Step one with toilet repair is shutting the water off. Of course, the water shut off valve is stuck open. Normal DIY enthusiasts would grumble and go to the hardware store for a new valve. Not me, I exist on a higher plane of wacky ingenuity. After my trusty PB Blaster failed to loosen the mineral crusted valve, I had the bright idea to rubber band the float in place so the toilet thought the tank was full. Once the water had drained and I was certain no more would be returning, I took out the at least 30 year old rubber flapper which in this case is really more of a ball on a stick. By the way, as some one who has never fixed a toilet before I didn't realize this was an antiquated system until I went on a desperate quest to find a replacement. 

With the moldy old ball stopper out I could see chunky build up from the horrible blue urinal cakes it had been tortured with. Never use those, they really mess things up. I sanded the blue barnacles off the brass flush valve and installed the new ball. Upon releasing the rubber band, water jetted into the tank filling it to the suggested water line. I retired to the sitting room and impatiently waited to see if it would start running. Just as I started to pat myself on the back for a job well done I heard the distant tell-tale sound of water rushing to fill a leaky tank. My only guess is the gasket below the flush valve is leaking. The next step is to replace it and add one of the fancy dual flush systems while I’m at it. For now though the score stands at Robert Zero, Toilet One.

Jan 27, 2013

Tomorrow Today

I'm sitting here wondering where to start. I'm not a writer by trade. This doesn't come naturally. I'm an animator, tell me you need some pretty shapes moving around on a screen to make your long-winded scientific study seem interesting and Ill have it done lickity-split. Ask me to write said long winded scientific study and you will find me with with ten pages of doodles and nothing written past my name and a title. 

It makes one wonder why I would stumble down the strange and foreign path of blogging. Personally, I blame it on my house. It’s one of those “love at first sight” cliches. I'm pretty much obsessed with the place and I want to share all its weird and wonderful details with everyone. For now I’ll spare you the needless description of how I came to live in my house and move on to the import part. The house itself. 

Listing Photo

The house is almost completely original, unmolested over the ages, save for the addition of carpet in the family room and linoleum over the kitchen floor. Beautifully maintained birch wood paneling adorns many of the walls, and gold fleck Formica counter tops stretch across the oversized eat-in kitchen. No beige or granite in site. It’s a thing of beauty.

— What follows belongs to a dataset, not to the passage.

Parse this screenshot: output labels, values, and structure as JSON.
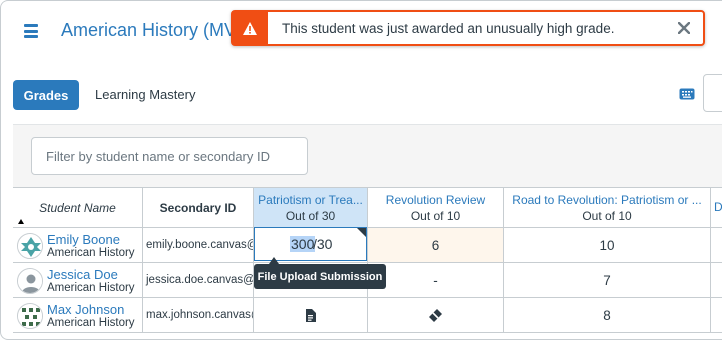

I have affectionally dubbed this place “The Home of Tomorrow.” Besides being a big sci-fi dork, when I first went to look at the place I noticed a small round plate under the address marker. It’s of an adorable nuclear family holding hands in front of a house with the words ‘Gold Medallion Home, Live Better Electrically’ emblazoned on it. I’m pretty sure I made the decision to buy the place right then. I’m a sucker for the retro future tech and that medallion is a big screaming icon to such. In order for my house to earn the coveted gold medallion— considered the apex of modern living —it had to be a completely electric house. Including clothes washer and dryer, waste disposal, refrigerator and all-electric heating. The heating is one of the more interesting aspects of the place. It has radiant heat in the ceiling. Yes, the ceiling. Before looking at the place I had never heard of such modern marvels of living. Let me tell you, I feel spoiled now. It’s individually controlled, room by room. I don't turn it up unless I’m going to be in there. It’s also not a dry heat since its not heating the air. No more static shocks, no more running a humidifier all winter. I love it. It also doesn't make any noise. So no turing the TV volume up when the furnace kicks on. After seeing my first winter electric bill I can safely say it costs roughly the same as a normal electric furnace.

Radiant heat thermostat.
The above mentioned medallion.

My unusual ceiling heat is just one of the many incredible details that can be found In my 1960 brick ranch time capsule house. Check back occasionally and see what mischief occurs while I attempt to live in 
“The Home of Tomorrow!”